┌──
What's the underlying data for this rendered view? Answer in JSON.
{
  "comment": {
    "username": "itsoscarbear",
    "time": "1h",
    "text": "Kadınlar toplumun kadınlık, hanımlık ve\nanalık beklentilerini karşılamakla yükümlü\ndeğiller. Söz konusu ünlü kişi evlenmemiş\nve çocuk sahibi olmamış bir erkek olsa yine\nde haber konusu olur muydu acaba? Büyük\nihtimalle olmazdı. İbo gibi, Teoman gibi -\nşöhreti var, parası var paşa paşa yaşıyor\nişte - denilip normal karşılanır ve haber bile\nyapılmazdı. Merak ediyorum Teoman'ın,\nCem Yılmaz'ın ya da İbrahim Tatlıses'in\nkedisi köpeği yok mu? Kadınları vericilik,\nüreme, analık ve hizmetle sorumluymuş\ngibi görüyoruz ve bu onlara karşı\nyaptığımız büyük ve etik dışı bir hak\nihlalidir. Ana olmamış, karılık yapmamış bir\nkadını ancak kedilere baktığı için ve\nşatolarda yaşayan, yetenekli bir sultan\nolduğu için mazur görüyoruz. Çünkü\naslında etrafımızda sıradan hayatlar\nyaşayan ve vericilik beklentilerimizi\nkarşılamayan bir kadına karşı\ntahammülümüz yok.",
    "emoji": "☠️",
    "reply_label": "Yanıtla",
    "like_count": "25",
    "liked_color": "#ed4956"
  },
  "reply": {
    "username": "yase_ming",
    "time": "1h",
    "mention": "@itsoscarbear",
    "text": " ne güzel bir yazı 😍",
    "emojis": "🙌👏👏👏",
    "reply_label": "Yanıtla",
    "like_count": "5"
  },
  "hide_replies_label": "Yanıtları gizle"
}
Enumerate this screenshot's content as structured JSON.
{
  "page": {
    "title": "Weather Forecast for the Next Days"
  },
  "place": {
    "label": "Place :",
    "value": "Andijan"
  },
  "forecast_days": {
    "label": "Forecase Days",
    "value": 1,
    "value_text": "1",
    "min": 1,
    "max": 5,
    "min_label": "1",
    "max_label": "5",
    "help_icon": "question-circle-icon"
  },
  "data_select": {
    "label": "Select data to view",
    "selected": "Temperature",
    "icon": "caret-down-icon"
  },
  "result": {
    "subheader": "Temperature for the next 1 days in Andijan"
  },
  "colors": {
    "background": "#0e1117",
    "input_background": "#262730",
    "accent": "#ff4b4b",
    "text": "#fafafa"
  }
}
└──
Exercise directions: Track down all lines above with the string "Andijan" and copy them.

Task result:
    "value": "Andijan"
    "subheader": "Temperature for the next 1 days in Andijan"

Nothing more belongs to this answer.